The most curious turn took place on Thursday night, when Lucasfilm took a humorless stance, tweeting “Lucasfilm & Disney didn’t approve, participate in or condone the inappropriate use of our characters in this manner.” Of course, there are strict licensing rules regarding the use of copyrighted material, but when it comes to parody — which this clearly is — there’s likely nothing they can do.
Much of Schumer’s comedy pokes at all the ways Hollywood corrals women into neat little pens: they can be funny, but not beautiful; hot yet completely vapid; talented but nonthreatening. Posing for “scandalous” photos with the beloved characters not only mocks man’s obsession with the Star Wars canon but also completely aligns with the rest of her subversive comedy, and ties in nicely to Trainwreck, where she plays a writer at a men’s magazine. Talk about a hat trick.
Critics in the The Guardian and elsewhere are also taking aim at the photos, writing that “to see a cover where the GQ staff literally took a woman who speaks for a living and shoved a penis-stand-in into her mouth is distressing.” As Jessica Valenti writes, “The cover is a reminder that no matter how far a woman comes – even if she’s a successful, unabashed feminist – there’s always someone waiting to put her back in her place, with a finger in her mouth.”
It’s worthwhile to note that Schumer is also one of the only female comedians to front the magazine, and to wonder if fan reaction to the space epic homage would be different if, say, previous cover stars Rihanna or Rita Ora or Kate Upton were the ones high-kicking with stormtroopers. Perhaps the ire stems from the fiery combination of someone who is rarely serious yoked with a trilogy that’s been quite serious since 1977.
Lucasfilm’s reaction was likely spurred by Twitter, which became, as per usual, a soundboard of complaints, mainly from angry Star Wars fans. Others seem to be having a bit of fun: One dude simply proclaimed “Childhood ruined.” Still more are proclaiming it “decent nerd porn” and pretty good hype for J.J. Abrams’ December 2015 installment, Star Wars: The Force Awakens, which presumably will not feature an R2-D2 and C-3PO threesome.
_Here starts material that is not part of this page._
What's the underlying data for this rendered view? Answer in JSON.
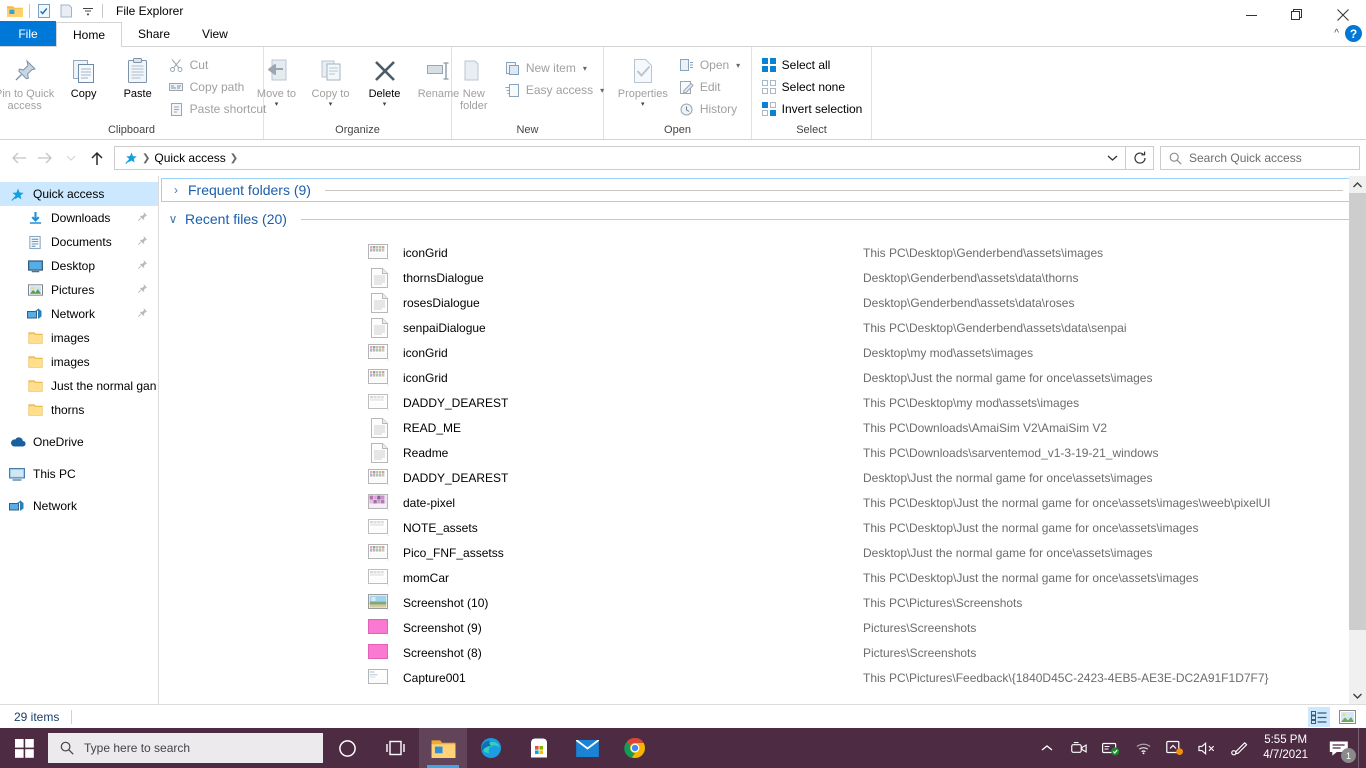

Since its creation in a galaxy far, far away, Star Wars has been lampooned and also inspired plenty of pop culture moments. Remember when Rachel wore the full-on Leia slave-girl outfit for a geeked-out Ross on Friends? Then there was a little movie called Spaceballs. One satire even received the blessing of the Creator himself. When Family Guy creator Seth MacFarlane spoofed Star Wars over three episodes, George Lucas not only signed off on the risqué parody, but he also invited the Family Guy gang over to watch it at Skywalker Ranch.
Meanwhile, Schumer hasn’t acknowledged any drama, and is retweeting fans across the U.S. who are selfie-ing from sold-out Trainwreck screenings. GQ hasn’t commented, but capitalized on the publicity by uploading a video called “How Amy Schumer Got Into Bed with Star Wars” (in which she gets even more explicit with the droids), and publishing another article on the site, “Here’s How Amy Schumer Would Have Changed Her GQ Cover,” featuring joke coverlines, exactly none of which would make for polite dinner party conversation.
Clearly, she’s playing — and soundly beating — the publicity game. As Yoda would say, “Do, or do not. There is no try.”